In a new breakthrough in the field of genetic engineering, researchers have successfully fabricated an artificial single-cell organism that can grow and divide like a normal natural cell.

The new development is now capable of mimicking aspects of the natural cell division cycle that could offer a better understanding of cellular behavior. Researchers demonstrated this new technology in an engineered single-celled organism designated JCVI-syn3A and is a result of decades of genome sequences and studies that aims to understand the function and purpose of each individual gene inside living organisms.

Researchers present their findings in the online journal Cell, March 29, with the report titled, “Genetic requirements for cell division in a genomically minimal cell.”

Result of Years of Effort

“Our goal is to know the function of every gene so we can develop a complete model of how a cell works,” said biophysicist James Pelletier, one of the authors of the study from the Massachusetts Institute of Technology (MIT) and the National Institute of Standards and Technology (NIST), in a NIST press release.

The latest achievement traces its origins to the 1990s, with more significant advancements after the turn of the millennium as researchers were able to synthesize a virus that was able of infecting bacteria in 2003.

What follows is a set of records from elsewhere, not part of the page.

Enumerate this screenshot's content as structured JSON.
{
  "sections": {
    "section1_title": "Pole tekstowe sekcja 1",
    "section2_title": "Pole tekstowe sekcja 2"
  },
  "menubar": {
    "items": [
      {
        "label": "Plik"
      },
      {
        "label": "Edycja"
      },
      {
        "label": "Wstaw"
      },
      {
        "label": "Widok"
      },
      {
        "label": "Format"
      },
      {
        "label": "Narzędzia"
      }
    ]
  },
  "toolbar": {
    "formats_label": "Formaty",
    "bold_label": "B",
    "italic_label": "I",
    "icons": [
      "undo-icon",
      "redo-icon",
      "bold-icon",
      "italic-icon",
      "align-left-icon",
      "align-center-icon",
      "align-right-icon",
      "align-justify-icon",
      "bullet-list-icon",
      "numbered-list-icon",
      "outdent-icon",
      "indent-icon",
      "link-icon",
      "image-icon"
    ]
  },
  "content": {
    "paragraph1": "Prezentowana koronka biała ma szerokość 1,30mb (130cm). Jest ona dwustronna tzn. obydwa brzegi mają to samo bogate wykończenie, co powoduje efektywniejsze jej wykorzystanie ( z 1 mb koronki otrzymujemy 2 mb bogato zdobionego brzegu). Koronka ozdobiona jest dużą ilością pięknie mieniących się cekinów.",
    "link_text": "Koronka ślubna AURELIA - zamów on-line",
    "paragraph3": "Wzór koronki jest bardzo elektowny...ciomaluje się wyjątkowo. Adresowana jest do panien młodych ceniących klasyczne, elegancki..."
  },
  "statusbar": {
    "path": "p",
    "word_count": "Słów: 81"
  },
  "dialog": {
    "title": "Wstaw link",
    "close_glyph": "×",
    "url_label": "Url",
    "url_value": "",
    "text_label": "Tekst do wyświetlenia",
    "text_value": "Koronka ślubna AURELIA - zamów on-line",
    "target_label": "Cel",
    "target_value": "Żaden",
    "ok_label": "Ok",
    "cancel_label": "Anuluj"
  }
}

According to the NIST press release, scientists first created the synthetic single-celled organism that contains 473 genes five years ago. However, when it began growing and dividing, it produced cells with “wildly different shapes and sizes.”

With the latest single-celled organism, scientists have already identified seven additional genes that can be integrated into the JCVI-syn3A and control its growth and division behavior, better mimicking natural cells that uniformly divide into equal orbs. The project is a long-time collaboration between the NIST, the MIT Center for Bits and Atoms, and the J. Craig Venter Institute (JCVI).

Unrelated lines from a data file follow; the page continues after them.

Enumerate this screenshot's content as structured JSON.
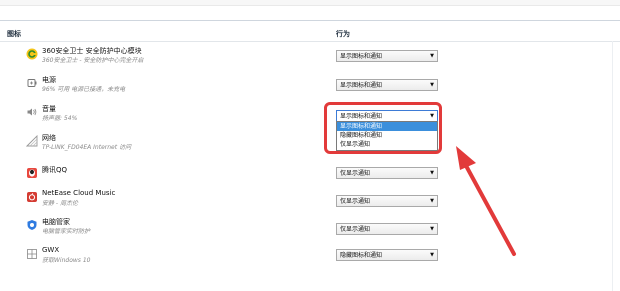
{
  "headers": {
    "icons": "图标",
    "behavior": "行为"
  },
  "rows": [
    {
      "name": "360安全卫士 安全防护中心模块",
      "desc": "360安全卫士 - 安全防护中心完全开启",
      "icon": "360-shield-icon",
      "value": "显示图标和通知"
    },
    {
      "name": "电源",
      "desc": "96% 可用 电源已接通，未充电",
      "icon": "battery-icon",
      "value": "显示图标和通知"
    },
    {
      "name": "音量",
      "desc": "扬声器: 54%",
      "icon": "speaker-icon",
      "value": "显示图标和通知"
    },
    {
      "name": "网络",
      "desc": "TP-LINK_FD04EA Internet 访问",
      "icon": "network-icon",
      "value": "显示图标和通知"
    },
    {
      "name": "腾讯QQ",
      "desc": "",
      "icon": "qq-icon",
      "value": "仅显示通知"
    },
    {
      "name": "NetEase Cloud Music",
      "desc": "安静 - 周杰伦",
      "icon": "netease-music-icon",
      "value": "仅显示通知"
    },
    {
      "name": "电脑管家",
      "desc": "电脑管家实时防护",
      "icon": "pc-manager-icon",
      "value": "仅显示通知"
    },
    {
      "name": "GWX",
      "desc": "获取Windows 10",
      "icon": "gwx-icon",
      "value": "隐藏图标和通知"
    }
  ],
  "dropdown_options": [
    "显示图标和通知",
    "隐藏图标和通知",
    "仅显示通知"
  ],
  "dropdown_highlighted": "显示图标和通知",
  "colors": {
    "annotation": "#e23a3a",
    "selection": "#3b8fdc"
  }
}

The identification of the seven additional genes could make the synthetic single-celled organism more useful in a variety of applications – from drug and nutrition delivery to detection of foreign materials in the human body, or simply function as miniature computers.

Constructing a Synthetic Organism

JCVI scientists created the first cell having a synthetic genome back in 2010. However, it was not entirely fabricated from scratch, with the scientists using a mycoplasma – a simple bacteria usually without a cell wall – as the basis. After removing the original DNA in these cells, they replaced it with a new DNA they have designed with a computer and synthesized in a laboratory. This cell was originally called JCVI-syn1.0

This artificial single-celled organism became the basis for further studies, with researchers further breaking down the bacteria into more basic units. Five years ago, they were able to construct JCVI-syn3.0, which was the simplest unit derived in the project so far.

Now, they have added 19 more genes back to the super simple JCVI-syn3.0, which includes the seven genes needed to control its growth and division behavior. This led to the JCVI-syn3A, which has less than 500 genes in it. In comparison, the E.coli bacteria that thrive in the human gut has about 4,000 genes, and a human cell contains about 30,000.

Originally published at The Science Times